The Low Tide features aromas of blackberry and blueberry. On the palate it shows f red licorice with leather and tobacco notes. Again, the level of tannins suggests improvement with age. We were again reminded that we don’t particularly like Bordeaux-style blends.
Finally the Vineyard Collection exhibits the Rhône characteristics we expect from Paso Robles GSM products. Aromas of cherry are followed by flavors of souce and vanilla. Like the previous two offerings, the finish of red fruit tannin promises improvement with aging.

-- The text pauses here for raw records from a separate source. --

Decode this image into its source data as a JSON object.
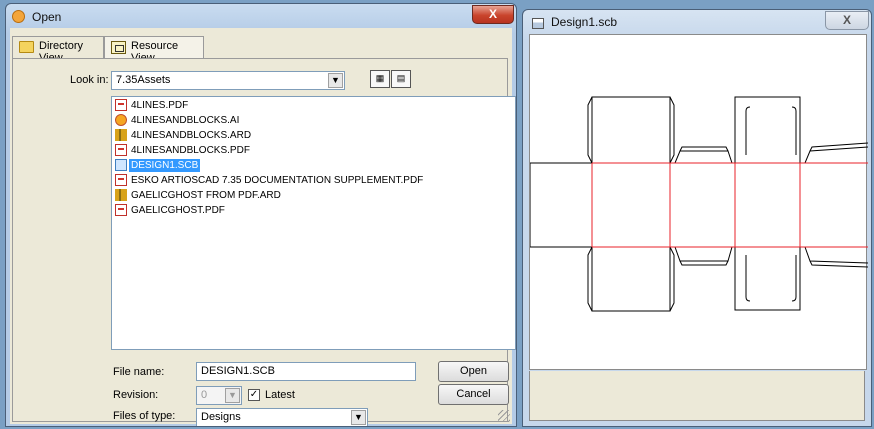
{
  "open_dialog": {
    "title": "Open",
    "close_label": "X",
    "tabs": [
      {
        "label": "Directory View"
      },
      {
        "label": "Resource View"
      }
    ],
    "look_in": {
      "label": "Look in:",
      "value": "7.35Assets"
    },
    "files": [
      {
        "name": "4LINES.PDF",
        "icon": "pdf-icon"
      },
      {
        "name": "4LINESANDBLOCKS.AI",
        "icon": "illustrator-icon"
      },
      {
        "name": "4LINESANDBLOCKS.ARD",
        "icon": "artioscad-icon"
      },
      {
        "name": "4LINESANDBLOCKS.PDF",
        "icon": "pdf-icon"
      },
      {
        "name": "DESIGN1.SCB",
        "icon": "scb-icon",
        "selected": true
      },
      {
        "name": "ESKO ARTIOSCAD 7.35 DOCUMENTATION SUPPLEMENT.PDF",
        "icon": "pdf-icon"
      },
      {
        "name": "GAELICGHOST FROM PDF.ARD",
        "icon": "artioscad-icon"
      },
      {
        "name": "GAELICGHOST.PDF",
        "icon": "pdf-icon"
      }
    ],
    "file_name": {
      "label": "File name:",
      "value": "DESIGN1.SCB"
    },
    "revision": {
      "label": "Revision:",
      "value": "0",
      "latest_label": "Latest",
      "latest_checked": true
    },
    "files_of_type": {
      "label": "Files of type:",
      "value": "Designs"
    },
    "open_button": "Open",
    "cancel_button": "Cancel"
  },
  "preview": {
    "title": "Design1.scb",
    "close_label": "X",
    "colors": {
      "cut_line": "#000000",
      "crease_line": "#e8202a"
    }
  }
}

Sea Shell is located north of Paso Robles on the east side of Highway 101. This is the same general area as RN Estate, so it’s not surprising that Sea Shell’s wines are pretty good. They’re sitting on some great terroir.

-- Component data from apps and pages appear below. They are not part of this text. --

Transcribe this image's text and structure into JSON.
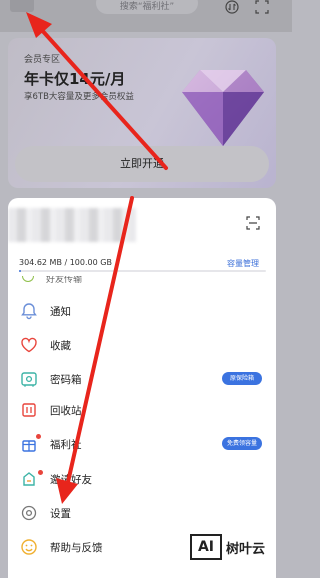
{
  "header": {
    "search_placeholder": "搜索“福利社”"
  },
  "vip": {
    "zone_label": "会员专区",
    "price_title": "年卡仅14元/月",
    "description": "享6TB大容量及更多会员权益",
    "open_button": "立即开通"
  },
  "account": {
    "storage_used_text": "304.62 MB / 100.00 GB",
    "storage_manage_link": "容量管理",
    "storage_fraction": 0.003
  },
  "menu": {
    "partial_item": "好友传输",
    "items": [
      {
        "label": "通知",
        "icon": "bell-icon"
      },
      {
        "label": "收藏",
        "icon": "heart-icon"
      },
      {
        "label": "密码箱",
        "icon": "safe-icon",
        "badge": "原保险箱"
      },
      {
        "label": "回收站",
        "icon": "trash-icon"
      },
      {
        "label": "福利社",
        "icon": "gift-icon",
        "badge": "免费领容量"
      },
      {
        "label": "邀请好友",
        "icon": "invite-icon"
      },
      {
        "label": "设置",
        "icon": "gear-icon"
      },
      {
        "label": "帮助与反馈",
        "icon": "smile-icon"
      }
    ]
  },
  "watermark": {
    "logo": "AI",
    "text": "树叶云"
  },
  "colors": {
    "accent": "#3b73e0",
    "arrow": "#e8251c",
    "badge_text": "#ffffff"
  }
}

Ascension Cellars featured spectacular labels designed by co-owner Erick Allen (see slideshow below). Erick is an interior designer. His business partner Brian Sauls is in finance. Which explains where the funding came from for their joint venture. Producing 340 cases per year, Ascension is not going to make much profit in the wine business. But Erick and Brian seem to be having fun and they’re making pretty darn good wine[portfolio_slideshow include=”2907,2908,2909,2910,2911,2912,2913″ ]

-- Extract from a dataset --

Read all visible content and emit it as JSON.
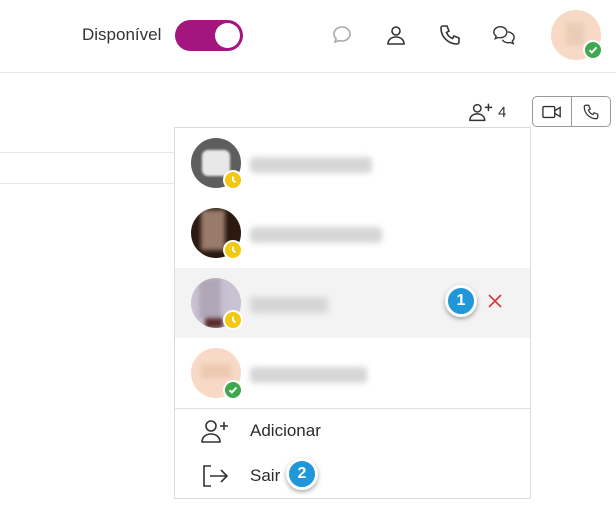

The Ascension 2010 “Dalliance” GSM ($44) begins with aromas of strawberries and cherries. Flavors of blood oranges and other citrus notes are followed by light tannins on the finish.
Ascension was also pouring their 2012 “Evangelist” late harvest viognier ($26, may be half-bottle price). Normally we pass on dessert wines but we took a chance and did not regret it. Peaches and pears with an amazing hazelnut finish.
C. Nagy Wines (400 cases per year) appears to be following the Siduri model. Their address appears to be in a light industrial complex. They don’t grow grapes, they just make wine. They source grapes from three vineyards: Bien Nacido (Santa Maria valley), Garey Ranch (also Santa Maria valley), and White Hawk (Los Alamos). Their 2010 White Hawk syrah ($30) is outstanding, featuring smoky, leathery aromas. Plum and huckleberry flavors are followed by a smoky finish. But the 2012 White Hawk viognier ($24, not yet available on the company website) was a bit too acid for our taste.[pullquote]Michael Gill is located on Peachy Canyon Road, a well-known winery destination in Paso Robles. We’ll be sure to stop by the next time we’re in the area. Their motto, “Where the Wild Things Are,” is reflected in the décor of their tasting room.[/pullquote]
Michael Gill Cellars (1,000 cases per year) had a 2011 Fleur de Xel viognier ($24) that was fairly priced and showed good value for the money. It’s easy to let viognier veer too far in either the acid or sweet direction. This one is quite well balanced, with aromas of honeysuckle and peaches. With lemony citrus flavors and a dry mineral finish, we can recommend this wine without qualifications.
The Friday evening session was even better than we hoped. The Garagiste Festival truly brought together very small wineries. Some of them will not stay small for very long if they can scale up while maintaining quality.
Saturday’s Grand Tasting deserves two articles. We made two circuits of the tasting room. The first was devoted to pinot noir, with the second used to explore other offerings.
Stay tuned for Part II.